## Source information
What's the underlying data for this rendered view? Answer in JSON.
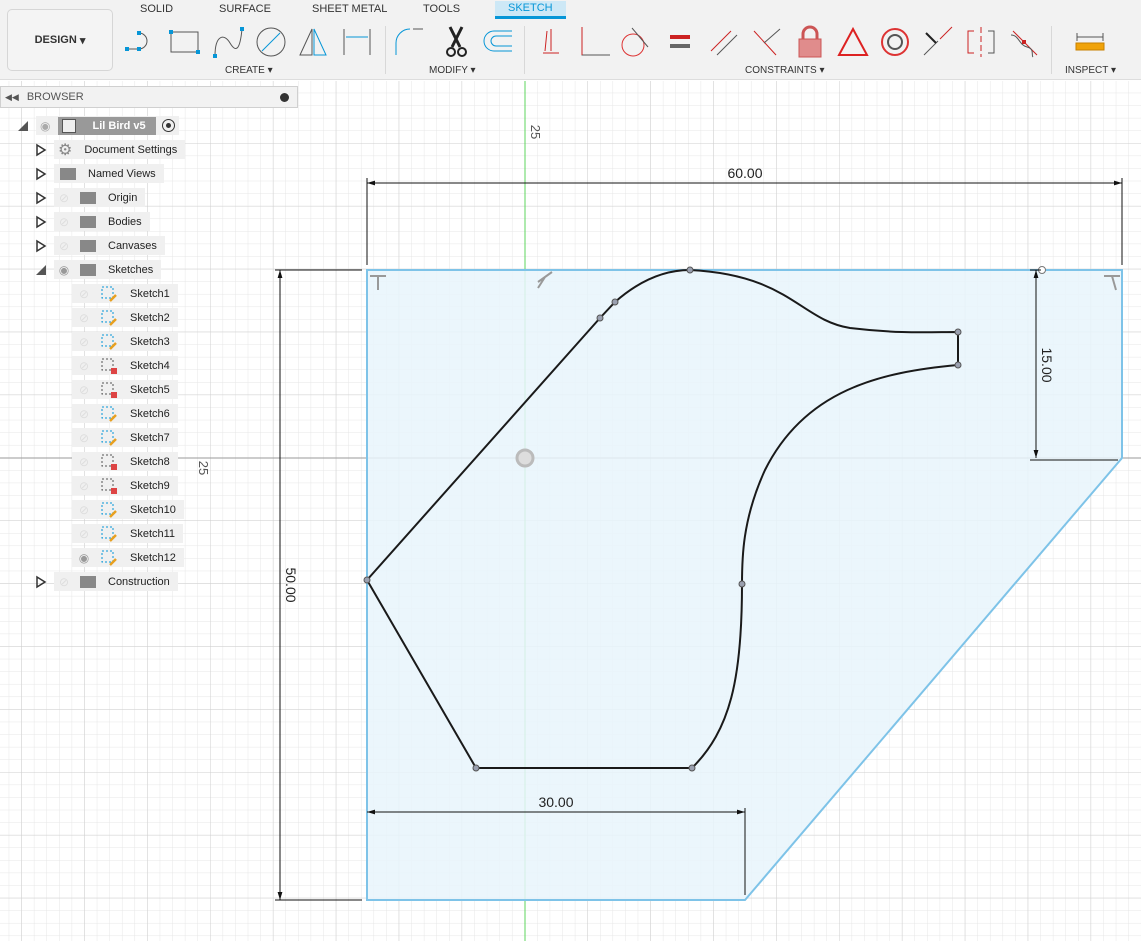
{
  "toolbar": {
    "workspace": "DESIGN",
    "tabs": [
      "SOLID",
      "SURFACE",
      "SHEET METAL",
      "TOOLS",
      "SKETCH"
    ],
    "active_tab": "SKETCH",
    "groups": {
      "create": "CREATE",
      "modify": "MODIFY",
      "constraints": "CONSTRAINTS",
      "inspect": "INSPECT"
    }
  },
  "browser": {
    "title": "BROWSER",
    "root": "Lil Bird v5",
    "items": [
      {
        "label": "Document Settings",
        "icon": "gear-icon"
      },
      {
        "label": "Named Views",
        "icon": "folder-icon"
      },
      {
        "label": "Origin",
        "icon": "folder-icon",
        "visible": false
      },
      {
        "label": "Bodies",
        "icon": "folder-icon",
        "visible": false
      },
      {
        "label": "Canvases",
        "icon": "folder-icon",
        "visible": false
      },
      {
        "label": "Sketches",
        "icon": "folder-icon",
        "visible": true,
        "expanded": true
      }
    ],
    "sketches": [
      {
        "label": "Sketch1",
        "locked": false,
        "visible": false
      },
      {
        "label": "Sketch2",
        "locked": false,
        "visible": false
      },
      {
        "label": "Sketch3",
        "locked": false,
        "visible": false
      },
      {
        "label": "Sketch4",
        "locked": true,
        "visible": false
      },
      {
        "label": "Sketch5",
        "locked": true,
        "visible": false
      },
      {
        "label": "Sketch6",
        "locked": false,
        "visible": false
      },
      {
        "label": "Sketch7",
        "locked": false,
        "visible": false
      },
      {
        "label": "Sketch8",
        "locked": true,
        "visible": false
      },
      {
        "label": "Sketch9",
        "locked": true,
        "visible": false
      },
      {
        "label": "Sketch10",
        "locked": false,
        "visible": false
      },
      {
        "label": "Sketch11",
        "locked": false,
        "visible": false
      },
      {
        "label": "Sketch12",
        "locked": false,
        "visible": true
      }
    ],
    "construction": "Construction"
  },
  "canvas": {
    "dimensions": {
      "top": "60.00",
      "right": "15.00",
      "left": "50.00",
      "bottom": "30.00"
    },
    "axis_labels": {
      "vertical": "25",
      "horizontal": "25"
    },
    "colors": {
      "profile": "#1a1a1a",
      "region": "#e8f4fb",
      "region_border": "#7ec3e8",
      "y_axis": "#5cd65c",
      "x_axis": "#d98b8b",
      "accent": "#0696d7"
    }
  }
}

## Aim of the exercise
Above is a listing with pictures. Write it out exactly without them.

## Your solution
What's the underlying data for this rendered view? Answer in JSON.
{
  "toolbar": {
    "workspace": "DESIGN",
    "tabs": [
      "SOLID",
      "SURFACE",
      "SHEET METAL",
      "TOOLS",
      "SKETCH"
    ],
    "active_tab": "SKETCH",
    "groups": {
      "create": "CREATE",
      "modify": "MODIFY",
      "constraints": "CONSTRAINTS",
      "inspect": "INSPECT"
    }
  },
  "browser": {
    "title": "BROWSER",
    "root": "Lil Bird v5",
    "items": [
      {
        "label": "Document Settings",
        "icon": "gear-icon"
      },
      {
        "label": "Named Views",
        "icon": "folder-icon"
      },
      {
        "label": "Origin",
        "icon": "folder-icon",
        "visible": false
      },
      {
        "label": "Bodies",
        "icon": "folder-icon",
        "visible": false
      },
      {
        "label": "Canvases",
        "icon": "folder-icon",
        "visible": false
      },
      {
        "label": "Sketches",
        "icon": "folder-icon",
        "visible": true,
        "expanded": true
      }
    ],
    "sketches": [
      {
        "label": "Sketch1",
        "locked": false,
        "visible": false
      },
      {
        "label": "Sketch2",
        "locked": false,
        "visible": false
      },
      {
        "label": "Sketch3",
        "locked": false,
        "visible": false
      },
      {
        "label": "Sketch4",
        "locked": true,
        "visible": false
      },
      {
        "label": "Sketch5",
        "locked": true,
        "visible": false
      },
      {
        "label": "Sketch6",
        "locked": false,
        "visible": false
      },
      {
        "label": "Sketch7",
        "locked": false,
        "visible": false
      },
      {
        "label": "Sketch8",
        "locked": true,
        "visible": false
      },
      {
        "label": "Sketch9",
        "locked": true,
        "visible": false
      },
      {
        "label": "Sketch10",
        "locked": false,
        "visible": false
      },
      {
        "label": "Sketch11",
        "locked": false,
        "visible": false
      },
      {
        "label": "Sketch12",
        "locked": false,
        "visible": true
      }
    ],
    "construction": "Construction"
  },
  "canvas": {
    "dimensions": {
      "top": "60.00",
      "right": "15.00",
      "left": "50.00",
      "bottom": "30.00"
    },
    "axis_labels": {
      "vertical": "25",
      "horizontal": "25"
    },
    "colors": {
      "profile": "#1a1a1a",
      "region": "#e8f4fb",
      "region_border": "#7ec3e8",
      "y_axis": "#5cd65c",
      "x_axis": "#d98b8b",
      "accent": "#0696d7"
    }
  }
}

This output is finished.